3rd Question (well, statement): Exercise
Selection. If decreasing the weight and range of motion still
results in pain, work your way backwards down the line of exercise
specificity.

Only now should you be thinking about changing up the exercise
entirely. This is assuming that you chose the initial exercise
because it is the one which most completely trains you client to
achieve their specified goal. If you just chose the exercise
because it makes the vein in your biceps pop when you apply the
Clarendon filter on Instagram I ask you the following question. How
did you get this far in this article?

As an example, let’s say you were doing conventional deadlifts
with your client. In my mind, the regression looks something like
this:

  • Conventional deadlift
  • Snatch grip deadlift
  • Sumo deadlift
  • Straight leg deadlift
  • Romanian deadlift
  • Trap bar deadlifts
  • Rack pulls
  • Dumbbell deadlift variations
  • Single-leg DB deadlift variations
  • Single-arm DB deadlift variations
  • Single-arm single-leg DB deadlift variations
  • Good mornings
  • Cable pull-throughs
  • Hip thrusts

Okay, I digressed quite far there, but I think you get the
point.

There are lots of exercises you can try with your client to
teach them that they are not only not broken, but in fact still
strong even with pain.

There is no excuse for the countless number of trainees doing
leg presses and camping out on the stationary bike in the name of
recovery.

Training is recovery.

It’s All Really Just Reassurance

This entire process of managing acute injuries is really just
reassuring people that they aren’t fragile.

Some of our fellow humans, some of them your clients, have spent
their entire lives avoiding pain at all costs. As a result,
they’ve never had to learn how to overcome true adversity. By
teaching this process to your clients, you are giving them the gift
of self-reliance.
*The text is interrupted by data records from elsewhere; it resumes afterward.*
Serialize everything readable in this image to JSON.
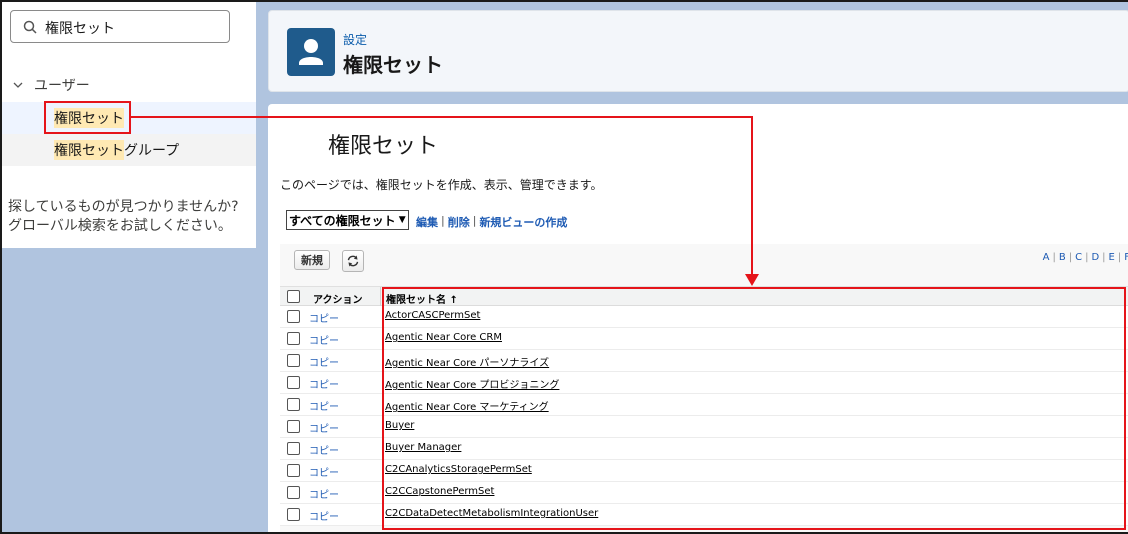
{
  "sidebar": {
    "search_value": "権限セット",
    "tree_parent": "ユーザー",
    "items": [
      {
        "label": "権限セット",
        "highlight": "権限セット",
        "rest": ""
      },
      {
        "label": "権限セットグループ",
        "highlight": "権限セット",
        "rest": "グループ"
      }
    ],
    "not_found_line1": "探しているものが見つかりませんか?",
    "not_found_line2": "グローバル検索をお試しください。"
  },
  "header": {
    "breadcrumb": "設定",
    "title": "権限セット"
  },
  "content": {
    "title": "権限セット",
    "description": "このページでは、権限セットを作成、表示、管理できます。",
    "view_select": "すべての権限セット",
    "view_links": [
      "編集",
      "削除",
      "新規ビューの作成"
    ],
    "new_button": "新規",
    "alpha_index": [
      "A",
      "B",
      "C",
      "D",
      "E",
      "F"
    ],
    "columns": {
      "action": "アクション",
      "name": "権限セット名 ↑"
    },
    "rows": [
      {
        "action": "コピー",
        "name": "ActorCASCPermSet"
      },
      {
        "action": "コピー",
        "name": "Agentic Near Core CRM"
      },
      {
        "action": "コピー",
        "name": "Agentic Near Core パーソナライズ"
      },
      {
        "action": "コピー",
        "name": "Agentic Near Core プロビジョニング"
      },
      {
        "action": "コピー",
        "name": "Agentic Near Core マーケティング"
      },
      {
        "action": "コピー",
        "name": "Buyer"
      },
      {
        "action": "コピー",
        "name": "Buyer Manager"
      },
      {
        "action": "コピー",
        "name": "C2CAnalyticsStoragePermSet"
      },
      {
        "action": "コピー",
        "name": "C2CCapstonePermSet"
      },
      {
        "action": "コピー",
        "name": "C2CDataDetectMetabolismIntegrationUser"
      }
    ]
  },
  "colors": {
    "accent_red": "#e5141a",
    "link_blue": "#1d5ab3",
    "header_icon": "#1f5b8c",
    "highlight": "#ffe9b3"
  }
}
Resiliency is something most trainees are looking to build,
mostly in the context of making their muscles more resilient. As
far as I’m concerned, tenacity, fortitude, resilience, and mental
toughness are all muscles. Each and every one of those is embedded
in this process, and they are all made stronger every time someone
learns to overcome something you or the barbell throws their way in
the weightroom.

Does that tempt you to injure your clients on purpose now so
that you can teach them about mental toughness?

Don’t do it.

But do be prepared to react calmly and with precision when
accidents happen.

About the Author

Michael is a USMC veteran,
strength coach, amateur surfer, and semi-professional mushroom
connoisseur. As an intelligence officer and MCMAP instructor
Michael spent the majority of his military career in the Pacific
theater of operations.

He now lives in Bali where he writes, trains, and has had
multiple near-death experiences in surf that is much too heavy for
him.

For more by Michael check out his
Instagram
,  Facebook,
or his website
www.composurefitness.com
.

The post
The Road to Recovery Is Paved With More Training
appeared first
on Tony Gentilcore.

Source: FS – All-FitnessBlogs
The Road to Recovery Is Paved With More Training